EXERCISE BRIEF: Among the records below, find the lines containing "PollexOne" and state only how many there are.

(Dataset entries)
※ ※ ※
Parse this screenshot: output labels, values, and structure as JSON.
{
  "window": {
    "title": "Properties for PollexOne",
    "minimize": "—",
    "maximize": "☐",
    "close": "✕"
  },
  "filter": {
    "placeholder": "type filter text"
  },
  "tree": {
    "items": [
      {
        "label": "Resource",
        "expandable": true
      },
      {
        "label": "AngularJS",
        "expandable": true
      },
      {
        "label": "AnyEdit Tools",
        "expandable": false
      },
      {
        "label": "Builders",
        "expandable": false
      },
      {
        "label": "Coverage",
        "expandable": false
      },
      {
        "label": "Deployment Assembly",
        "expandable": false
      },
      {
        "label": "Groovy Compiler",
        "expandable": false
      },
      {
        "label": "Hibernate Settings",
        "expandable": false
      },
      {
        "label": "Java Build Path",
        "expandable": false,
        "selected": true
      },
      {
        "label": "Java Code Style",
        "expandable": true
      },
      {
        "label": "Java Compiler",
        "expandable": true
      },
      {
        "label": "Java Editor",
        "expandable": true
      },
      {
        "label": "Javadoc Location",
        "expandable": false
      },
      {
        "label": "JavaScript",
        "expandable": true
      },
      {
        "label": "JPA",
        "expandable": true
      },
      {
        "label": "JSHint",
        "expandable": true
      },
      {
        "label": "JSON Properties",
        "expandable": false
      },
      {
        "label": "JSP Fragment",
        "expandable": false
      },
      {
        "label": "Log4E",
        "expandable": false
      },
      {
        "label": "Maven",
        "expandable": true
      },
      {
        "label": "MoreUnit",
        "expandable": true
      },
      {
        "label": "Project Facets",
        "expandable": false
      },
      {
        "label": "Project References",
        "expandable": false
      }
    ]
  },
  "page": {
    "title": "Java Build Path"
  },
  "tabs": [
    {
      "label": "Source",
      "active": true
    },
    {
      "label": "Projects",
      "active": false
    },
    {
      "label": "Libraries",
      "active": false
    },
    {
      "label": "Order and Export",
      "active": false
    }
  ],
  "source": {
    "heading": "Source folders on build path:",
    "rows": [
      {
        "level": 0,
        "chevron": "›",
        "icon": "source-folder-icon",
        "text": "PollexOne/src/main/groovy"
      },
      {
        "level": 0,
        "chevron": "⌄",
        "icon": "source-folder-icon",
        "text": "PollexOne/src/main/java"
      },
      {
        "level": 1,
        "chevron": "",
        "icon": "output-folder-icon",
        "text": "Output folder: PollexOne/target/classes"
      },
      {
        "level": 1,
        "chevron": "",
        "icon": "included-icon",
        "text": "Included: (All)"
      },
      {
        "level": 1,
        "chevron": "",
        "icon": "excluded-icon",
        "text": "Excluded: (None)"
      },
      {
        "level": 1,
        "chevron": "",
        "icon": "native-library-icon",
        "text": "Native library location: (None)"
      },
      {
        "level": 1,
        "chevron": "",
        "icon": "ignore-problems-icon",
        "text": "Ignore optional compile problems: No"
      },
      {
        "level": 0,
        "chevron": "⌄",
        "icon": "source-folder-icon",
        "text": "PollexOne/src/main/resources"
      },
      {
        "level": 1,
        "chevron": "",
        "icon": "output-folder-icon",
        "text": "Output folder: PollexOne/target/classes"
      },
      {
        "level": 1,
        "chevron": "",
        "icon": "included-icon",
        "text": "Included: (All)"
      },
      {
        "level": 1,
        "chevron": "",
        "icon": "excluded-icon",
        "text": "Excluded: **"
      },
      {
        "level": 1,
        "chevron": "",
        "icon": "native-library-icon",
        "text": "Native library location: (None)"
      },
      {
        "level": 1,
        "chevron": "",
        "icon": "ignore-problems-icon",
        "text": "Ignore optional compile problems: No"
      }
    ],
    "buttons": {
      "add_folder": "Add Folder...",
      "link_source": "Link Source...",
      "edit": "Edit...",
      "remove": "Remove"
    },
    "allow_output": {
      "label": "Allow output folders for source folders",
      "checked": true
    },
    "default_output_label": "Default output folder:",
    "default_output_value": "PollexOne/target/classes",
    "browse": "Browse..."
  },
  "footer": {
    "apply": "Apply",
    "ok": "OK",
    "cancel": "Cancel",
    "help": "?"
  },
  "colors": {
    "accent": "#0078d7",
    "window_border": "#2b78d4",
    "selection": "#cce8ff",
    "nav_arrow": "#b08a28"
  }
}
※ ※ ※
WRITTEN SOLUTION: 7